<<<<

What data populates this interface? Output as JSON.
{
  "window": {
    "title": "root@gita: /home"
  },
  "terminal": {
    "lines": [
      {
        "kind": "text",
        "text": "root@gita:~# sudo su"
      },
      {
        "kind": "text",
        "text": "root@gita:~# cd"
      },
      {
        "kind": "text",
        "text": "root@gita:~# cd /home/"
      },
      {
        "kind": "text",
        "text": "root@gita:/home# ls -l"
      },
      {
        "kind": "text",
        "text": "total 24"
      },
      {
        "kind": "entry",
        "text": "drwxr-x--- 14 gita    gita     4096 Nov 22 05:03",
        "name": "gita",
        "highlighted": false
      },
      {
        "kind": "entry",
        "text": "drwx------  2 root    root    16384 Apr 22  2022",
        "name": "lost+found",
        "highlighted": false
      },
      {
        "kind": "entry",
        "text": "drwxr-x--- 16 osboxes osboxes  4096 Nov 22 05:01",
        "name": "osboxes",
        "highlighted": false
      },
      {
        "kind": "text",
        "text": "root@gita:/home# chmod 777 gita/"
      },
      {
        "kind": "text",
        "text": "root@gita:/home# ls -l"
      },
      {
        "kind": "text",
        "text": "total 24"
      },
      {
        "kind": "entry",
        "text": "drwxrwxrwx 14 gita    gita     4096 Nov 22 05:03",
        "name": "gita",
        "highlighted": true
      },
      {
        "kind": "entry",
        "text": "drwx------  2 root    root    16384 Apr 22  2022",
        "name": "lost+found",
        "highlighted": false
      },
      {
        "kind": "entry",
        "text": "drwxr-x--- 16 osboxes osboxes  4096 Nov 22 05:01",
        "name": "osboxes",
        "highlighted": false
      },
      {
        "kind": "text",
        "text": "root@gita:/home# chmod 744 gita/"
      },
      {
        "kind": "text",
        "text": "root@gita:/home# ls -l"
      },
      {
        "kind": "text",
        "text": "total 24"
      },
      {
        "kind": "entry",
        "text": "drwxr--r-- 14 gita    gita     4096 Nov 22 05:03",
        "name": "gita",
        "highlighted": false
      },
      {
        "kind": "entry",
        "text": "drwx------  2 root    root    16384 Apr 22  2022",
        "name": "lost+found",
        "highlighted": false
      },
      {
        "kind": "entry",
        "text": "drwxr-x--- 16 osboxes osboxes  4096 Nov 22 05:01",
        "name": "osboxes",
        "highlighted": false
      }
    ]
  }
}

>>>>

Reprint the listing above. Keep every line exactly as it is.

• Answer to the exercise:
What data populates this interface? Output as JSON.
{
  "window": {
    "title": "root@gita: /home"
  },
  "terminal": {
    "lines": [
      {
        "kind": "text",
        "text": "root@gita:~# sudo su"
      },
      {
        "kind": "text",
        "text": "root@gita:~# cd"
      },
      {
        "kind": "text",
        "text": "root@gita:~# cd /home/"
      },
      {
        "kind": "text",
        "text": "root@gita:/home# ls -l"
      },
      {
        "kind": "text",
        "text": "total 24"
      },
      {
        "kind": "entry",
        "text": "drwxr-x--- 14 gita    gita     4096 Nov 22 05:03",
        "name": "gita",
        "highlighted": false
      },
      {
        "kind": "entry",
        "text": "drwx------  2 root    root    16384 Apr 22  2022",
        "name": "lost+found",
        "highlighted": false
      },
      {
        "kind": "entry",
        "text": "drwxr-x--- 16 osboxes osboxes  4096 Nov 22 05:01",
        "name": "osboxes",
        "highlighted": false
      },
      {
        "kind": "text",
        "text": "root@gita:/home# chmod 777 gita/"
      },
      {
        "kind": "text",
        "text": "root@gita:/home# ls -l"
      },
      {
        "kind": "text",
        "text": "total 24"
      },
      {
        "kind": "entry",
        "text": "drwxrwxrwx 14 gita    gita     4096 Nov 22 05:03",
        "name": "gita",
        "highlighted": true
      },
      {
        "kind": "entry",
        "text": "drwx------  2 root    root    16384 Apr 22  2022",
        "name": "lost+found",
        "highlighted": false
      },
      {
        "kind": "entry",
        "text": "drwxr-x--- 16 osboxes osboxes  4096 Nov 22 05:01",
        "name": "osboxes",
        "highlighted": false
      },
      {
        "kind": "text",
        "text": "root@gita:/home# chmod 744 gita/"
      },
      {
        "kind": "text",
        "text": "root@gita:/home# ls -l"
      },
      {
        "kind": "text",
        "text": "total 24"
      },
      {
        "kind": "entry",
        "text": "drwxr--r-- 14 gita    gita     4096 Nov 22 05:03",
        "name": "gita",
        "highlighted": false
      },
      {
        "kind": "entry",
        "text": "drwx------  2 root    root    16384 Apr 22  2022",
        "name": "lost+found",
        "highlighted": false
      },
      {
        "kind": "entry",
        "text": "drwxr-x--- 16 osboxes osboxes  4096 Nov 22 05:01",
        "name": "osboxes",
        "highlighted": false
      }
    ]
  }
}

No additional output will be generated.